As one of three famous walls of this style in China (the other two are in Beihai Park in Beijing and in front of Taiji Gate of the Forbidden City in Beijing), Datong Nine-Dragon Wall is the oldest, largest and the most enchanting one among the three.
Built during the Ming Dynasty (1271-1368), this marvelous wall is 45.5 meters long, 8 meters high and 22 meters thick. Nine dragons, each playing with a pearl with the sun and moon aside, were carved in a very lifelike manner. Yellow, blue, purple and white are applied to the carvings to depict the writhing dragons, and make the wall very enchanting. Among the nine dragons, one heading to the front with imposing appearance is held in awe by other dragons. The left space is filled with patterns of mountains, rivers and trees, which serve as a contrast to make the dragons stand out. The whole wall was built on a 2.09-meter sumeru throne (须弥座), on which carved 41 patterns of “two dragons playing with a pearl”.
In addition, on the waist of the sumeru throne, 75 pieces of vitreous brick constitute a grand relief with varieties of lively animals on it, such as cattle, horses, sheep, dogs, deer and rabbits. The wall reflects the superb carving skill of ancient China.

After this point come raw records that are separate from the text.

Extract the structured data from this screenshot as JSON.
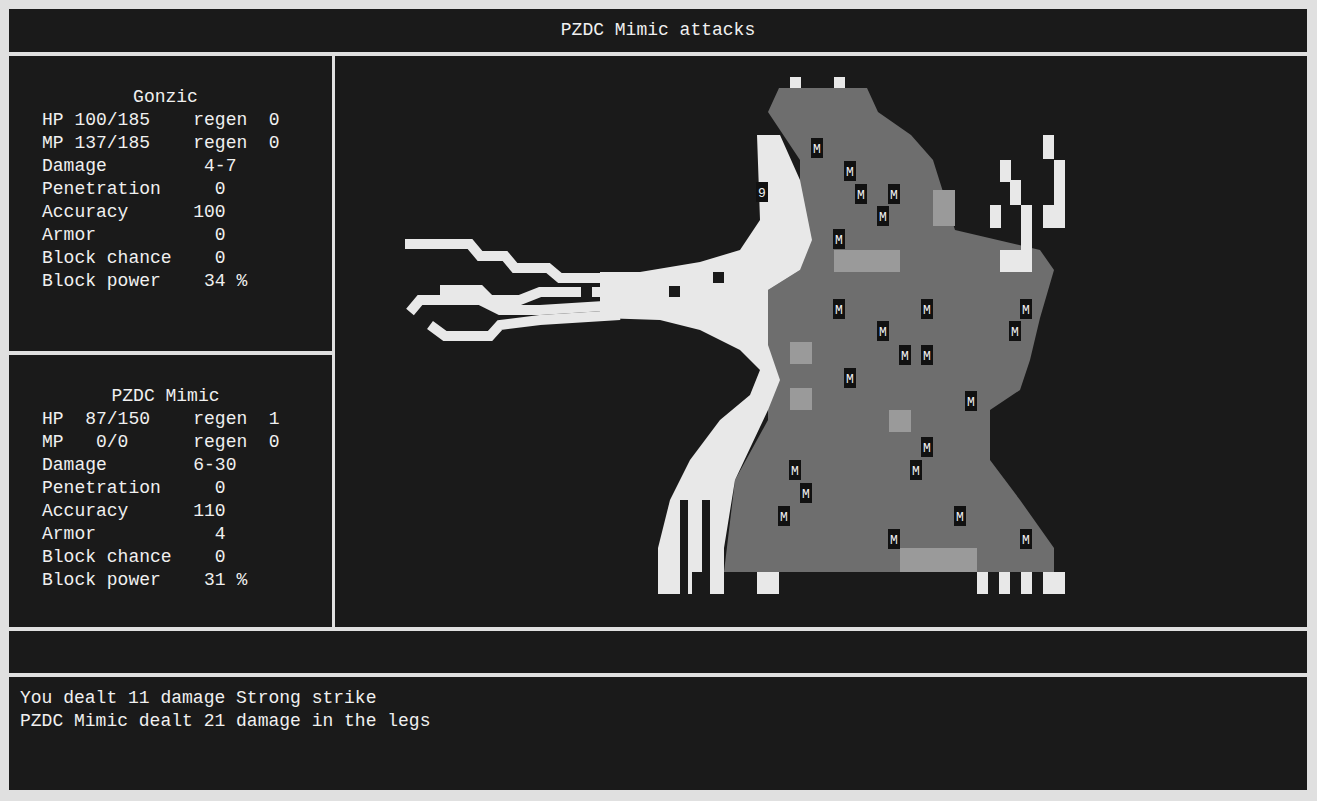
{
  "header": {
    "title": "PZDC Mimic attacks"
  },
  "combatants": [
    {
      "name": "Gonzic",
      "stats": [
        "HP 100/185    regen  0",
        "MP 137/185    regen  0",
        "Damage         4-7",
        "Penetration     0",
        "Accuracy      100",
        "Armor           0",
        "Block chance    0",
        "Block power    34 %"
      ]
    },
    {
      "name": "PZDC Mimic",
      "stats": [
        "HP  87/150    regen  1",
        "MP   0/0      regen  0",
        "Damage        6-30",
        "Penetration     0",
        "Accuracy      110",
        "Armor           4",
        "Block chance    0",
        "Block power    31 %"
      ]
    }
  ],
  "creature": {
    "marks": [
      "9",
      "M",
      "M",
      "M",
      "M",
      "M",
      "M",
      "M",
      "M",
      "M",
      "M",
      "M",
      "M",
      "M",
      "M",
      "M",
      "M",
      "M",
      "M",
      "M",
      "M",
      "M",
      "M",
      "M"
    ]
  },
  "log": [
    "You dealt 11 damage Strong strike",
    "PZDC Mimic dealt 21 damage in the legs"
  ]
}
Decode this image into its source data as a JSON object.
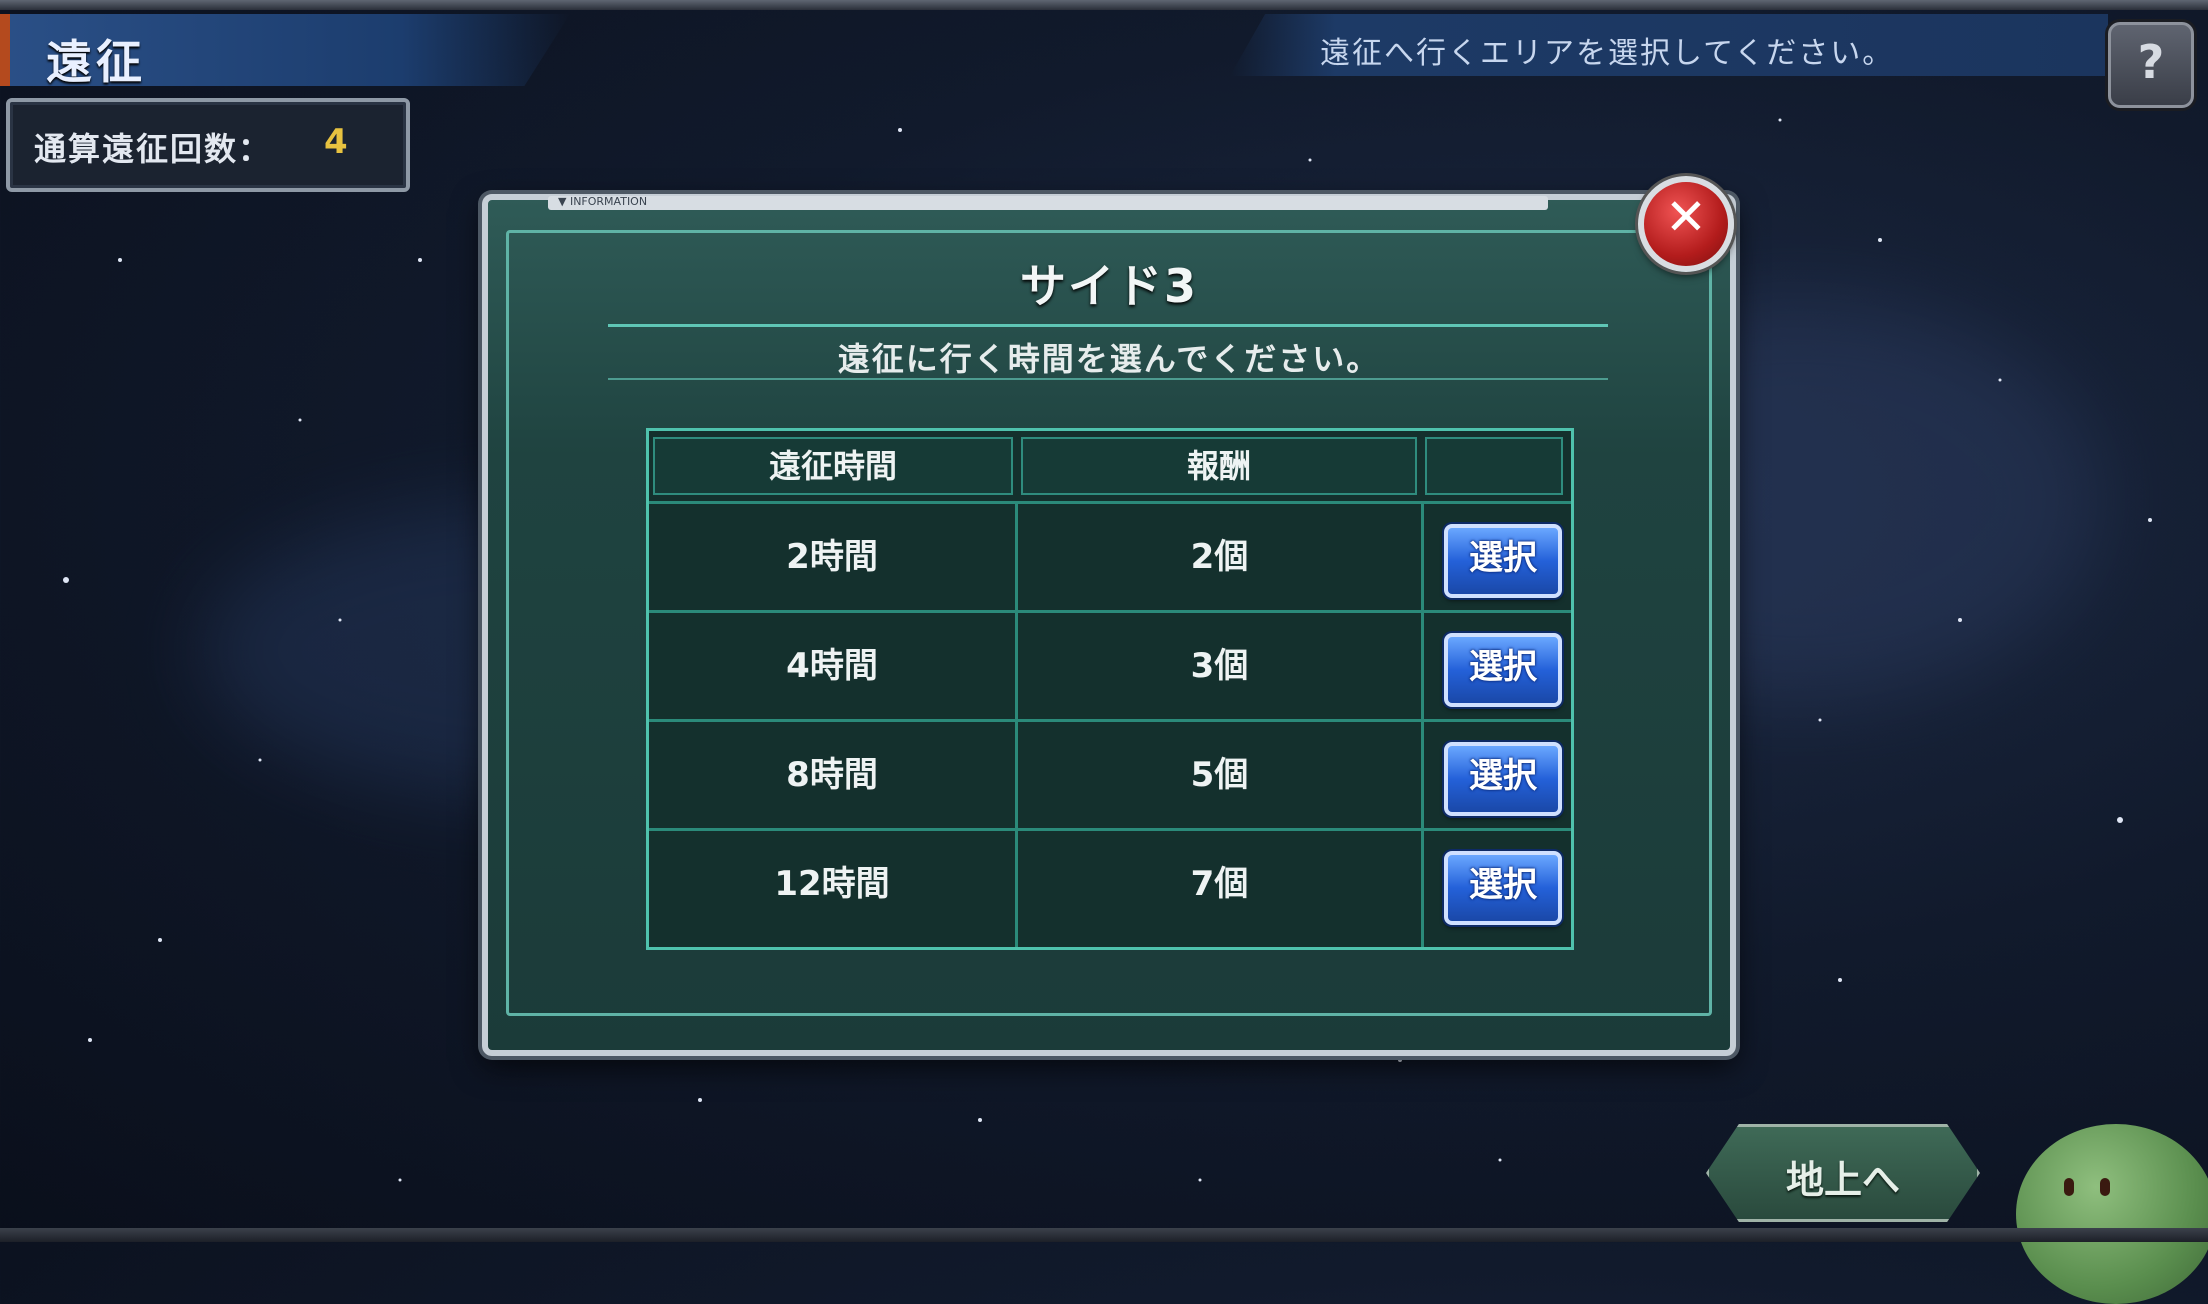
{
  "header": {
    "title": "遠征",
    "instruction": "遠征へ行くエリアを選択してください。",
    "help_label": "?"
  },
  "stats": {
    "label": "通算遠征回数：",
    "value": "4"
  },
  "dialog": {
    "info_tag": "▼ INFORMATION",
    "close_label": "✕",
    "title": "サイド3",
    "subtitle": "遠征に行く時間を選んでください。",
    "columns": [
      "遠征時間",
      "報酬",
      ""
    ],
    "rows": [
      {
        "time": "2時間",
        "reward": "2個",
        "action": "選択"
      },
      {
        "time": "4時間",
        "reward": "3個",
        "action": "選択"
      },
      {
        "time": "8時間",
        "reward": "5個",
        "action": "選択"
      },
      {
        "time": "12時間",
        "reward": "7個",
        "action": "選択"
      }
    ]
  },
  "footer": {
    "ground_button": "地上へ"
  },
  "colors": {
    "accent_teal": "#4fc2ad",
    "dialog_bg": "#1f4340",
    "select_blue": "#2461d9",
    "count_yellow": "#e7c240",
    "close_red": "#b31c1c"
  }
}
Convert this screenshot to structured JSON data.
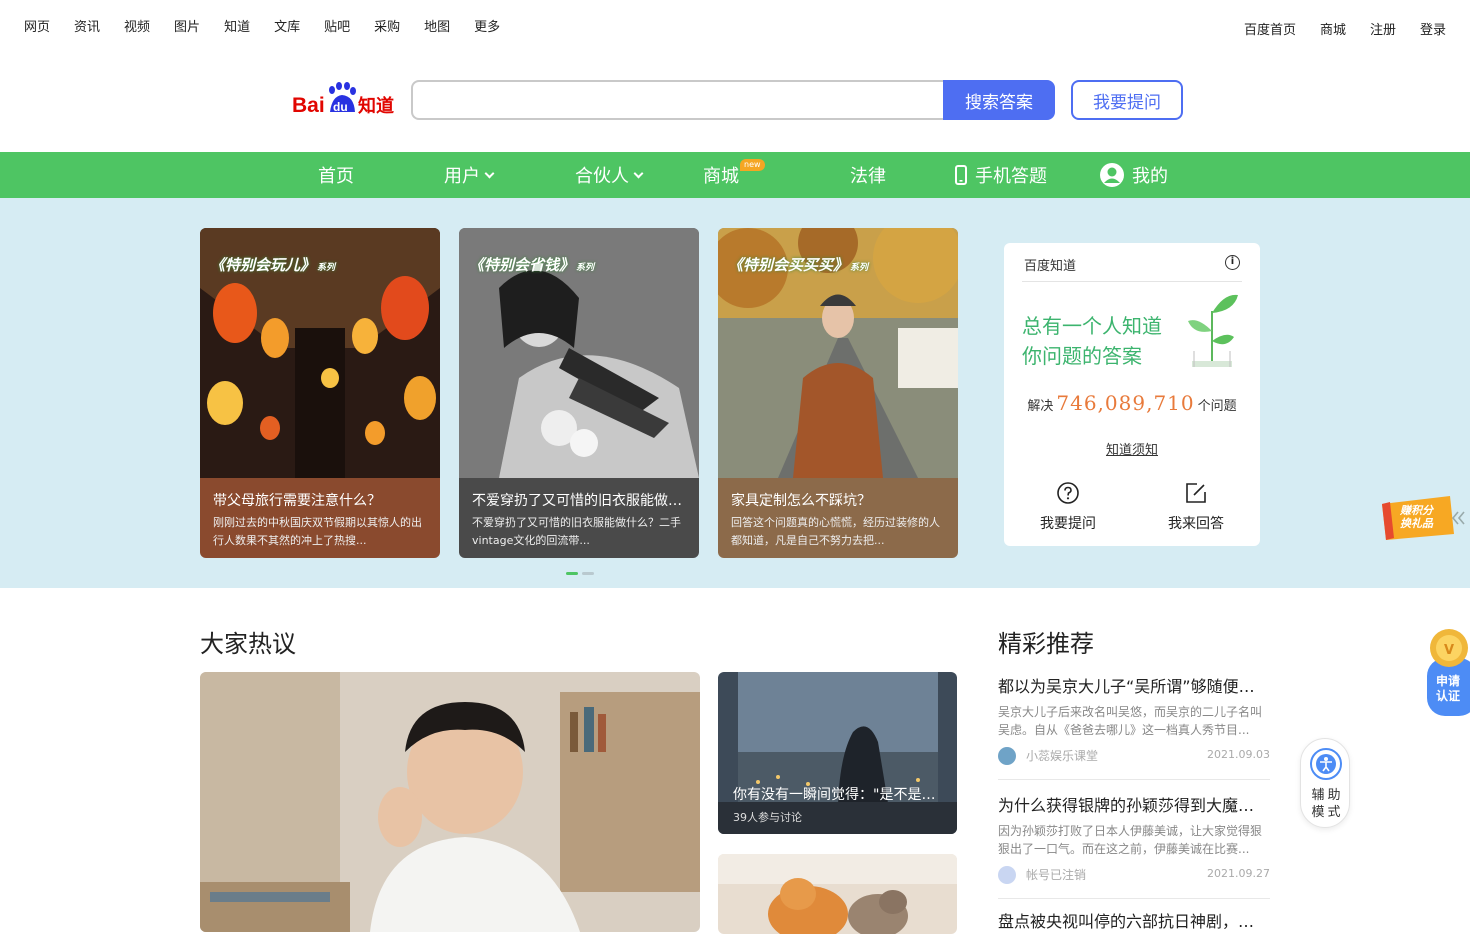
{
  "topbar": {
    "left_links": [
      "网页",
      "资讯",
      "视频",
      "图片",
      "知道",
      "文库",
      "贴吧",
      "采购",
      "地图",
      "更多"
    ],
    "right_links": [
      "百度首页",
      "商城",
      "注册",
      "登录"
    ]
  },
  "logo": {
    "bai": "Bai",
    "du": "du",
    "zhidao": "知道"
  },
  "search": {
    "placeholder": "",
    "value": "",
    "button_label": "搜索答案",
    "ask_label": "我要提问"
  },
  "nav": {
    "home": "首页",
    "user": "用户",
    "partner": "合伙人",
    "mall": "商城",
    "mall_badge": "new",
    "law": "法律",
    "mobile": "手机答题",
    "mine": "我的"
  },
  "banner": {
    "cards": [
      {
        "series": "《特别会玩儿》",
        "series_suffix": "系列",
        "title": "带父母旅行需要注意什么？",
        "desc": "刚刚过去的中秋国庆双节假期以其惊人的出行人数果不其然的冲上了热搜..."
      },
      {
        "series": "《特别会省钱》",
        "series_suffix": "系列",
        "title": "不爱穿扔了又可惜的旧衣服能做什么？",
        "desc": "不爱穿扔了又可惜的旧衣服能做什么？二手vintage文化的回流带..."
      },
      {
        "series": "《特别会买买买》",
        "series_suffix": "系列",
        "title": "家具定制怎么不踩坑？",
        "desc": "回答这个问题真的心慌慌，经历过装修的人都知道，凡是自己不努力去把..."
      }
    ]
  },
  "panel": {
    "header": "百度知道",
    "slogan_line1": "总有一个人知道",
    "slogan_line2": "你问题的答案",
    "solved_prefix": "解决",
    "solved_count": "746,089,710",
    "solved_suffix": "个问题",
    "rules": "知道须知",
    "ask": "我要提问",
    "answer": "我来回答"
  },
  "side": {
    "points_line1": "赚积分",
    "points_line2": "换礼品",
    "apply_line1": "申请",
    "apply_line2": "认证",
    "assist_line1": "辅助",
    "assist_line2": "模式"
  },
  "hot": {
    "title": "大家热议",
    "cards": [
      {
        "title": "你有没有一瞬间觉得：\"是不是长大了就不快乐了\"",
        "sub": "39人参与讨论"
      }
    ]
  },
  "recommend": {
    "title": "精彩推荐",
    "items": [
      {
        "title": "都以为吴京大儿子“吴所谓”够随便，没想到二儿子",
        "desc": "吴京大儿子后来改名叫吴悠，而吴京的二儿子名叫吴虑。自从《爸爸去哪儿》这一档真人秀节目...",
        "author": "小蕊娱乐课堂",
        "date": "2021.09.03"
      },
      {
        "title": "为什么获得银牌的孙颖莎得到大魔王的拥抱",
        "desc": "因为孙颖莎打败了日本人伊藤美诚，让大家觉得狠狠出了一口气。而在这之前，伊藤美诚在比赛...",
        "author": "帐号已注销",
        "date": "2021.09.27"
      },
      {
        "title": "盘点被央视叫停的六部抗日神剧，每一部都",
        "desc": "",
        "author": "",
        "date": ""
      }
    ]
  },
  "colors": {
    "brand_blue": "#4e6ef2",
    "nav_green": "#4ec563",
    "banner_bg": "#d6ecf3",
    "slogan_green": "#3cb46e",
    "count_orange": "#e87a3b"
  }
}
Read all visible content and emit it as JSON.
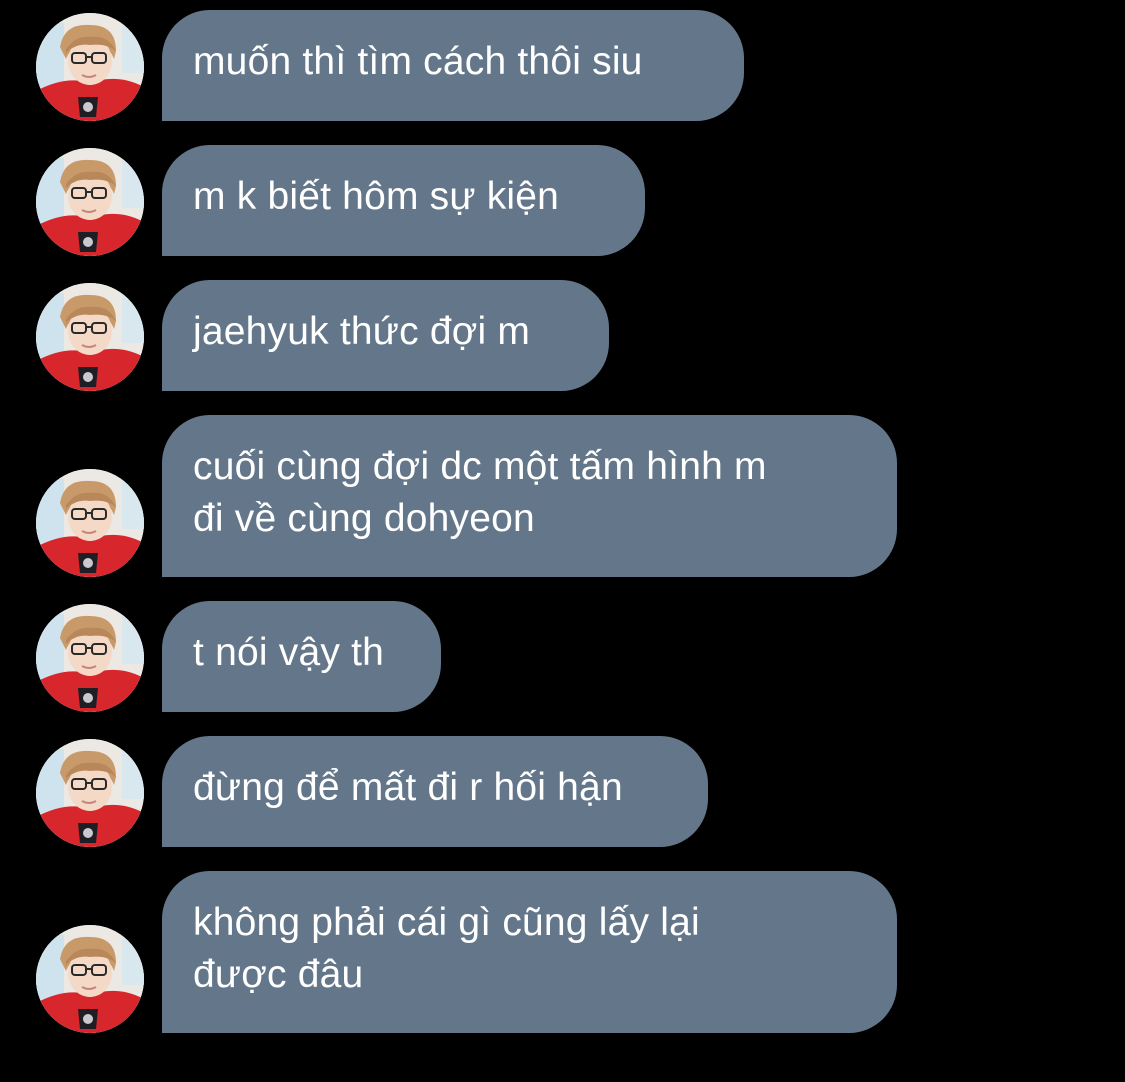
{
  "chat": {
    "background_color": "#000000",
    "bubble_color": "#64778a",
    "text_color": "#ffffff",
    "avatar_icon": "user-avatar-icon",
    "messages": [
      {
        "lines": [
          "muốn thì tìm cách thôi siu"
        ]
      },
      {
        "lines": [
          "m k biết hôm sự kiện"
        ]
      },
      {
        "lines": [
          "jaehyuk thức đợi m"
        ]
      },
      {
        "lines": [
          "cuối cùng đợi dc một tấm hình m",
          "đi về cùng dohyeon"
        ]
      },
      {
        "lines": [
          "t nói vậy th"
        ]
      },
      {
        "lines": [
          "đừng để mất đi r hối hận"
        ]
      },
      {
        "lines": [
          "không phải cái gì cũng lấy lại",
          "được đâu"
        ]
      }
    ]
  }
}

Besides, tourists can find many streets, gates, and places with imperial names in Datong, like “Huangchen Street (the Imperial City Street)”, “Zhengdian Street (The Main Hall Street)”, “Donghua Gate (East China Gate)” and so on. They are all ruins of imperial palaces in ancient China.